More and more people today are saying to traditional marriage. This is not the first time that the institution of marriage has experienced such a radical change. In the late 18th century, marriage in Western culture transformed from an economic transaction into a union that is based on love. Today, the drop in marriage rates, when taking into account the rapid population growth, is definitely dramatic. Here are some of the top reasons why people are choosing to not get married today.

Switch to Cohabitation

One of the most popular explanation for the falling marriage rates is that more couples prefer to live together informally, in a setting known as a cohabitation. More people would rather live alone or with a partner rather than get married, according to studies. The rise of stay over relationships is also another common explanation. These are relationships where the parties sleep over in each other’s homes for a few times every week, but still have the option of returning to their own homes. These are popular among adults in their 20’s who are committed but are not interested in cohabiting.

Financial Stability

Research data suggests that financial stability is also a crucial factor in a couple’s decision to get married. Among the younger generations, the unemployment rate tends to be quite higher than the national average. Combined with the staggering effects of student loans, younger people are still struggling to move out of their parents’ homes so marriage may seem like a pipe dream for most.
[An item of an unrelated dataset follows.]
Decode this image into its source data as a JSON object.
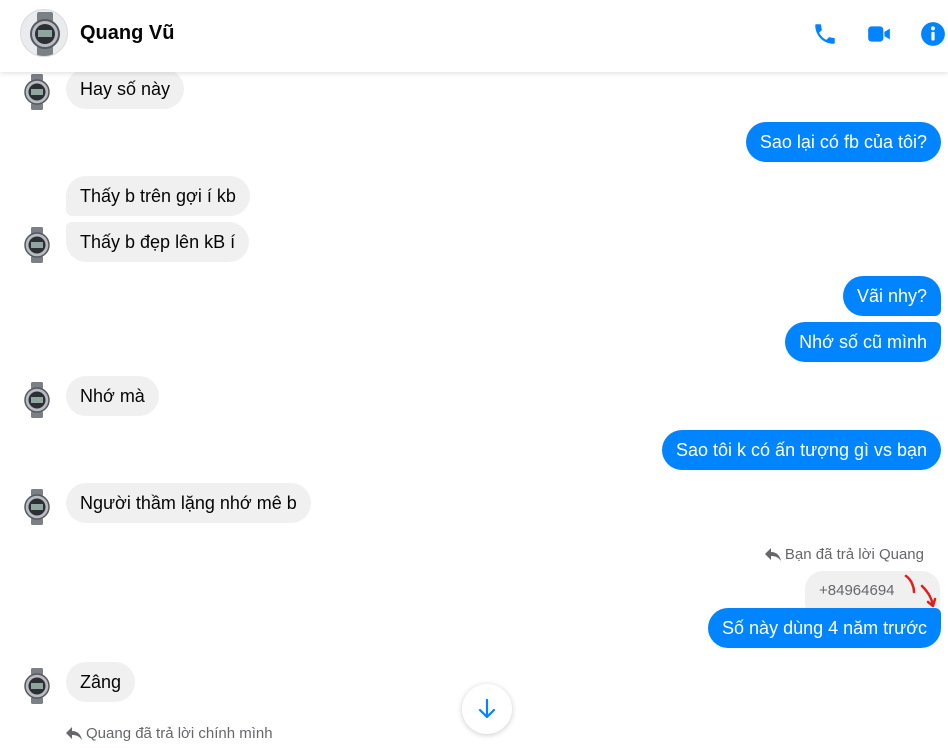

Marriage today is more prevalent among those who have higher incomes and better education.

Different Social Environment

Marriage has lost much of its social significance compared to decades past. It is still a desired milestone for majority of the younger generation, but the lack of a good economic foundation is a considerable hindrance. Furthermore, many of the social pressures that used to force women (and men) into marriages that they do not want are not as compelling today as they were before. Some people also consider the decision to not marry as a reflection of the modern social attitudes that reject this institution as an outdated one.

About The Author

Burnell C Sicard is the current chair of the Flemish Association for Family Science. He is a former political science professor at two of the top universities in the country. He is an advocate for civic literacy and free enterprise initiatives. He has also published numerous articles on fertility, education, parenthood, and the prevention of marital distress and divorce.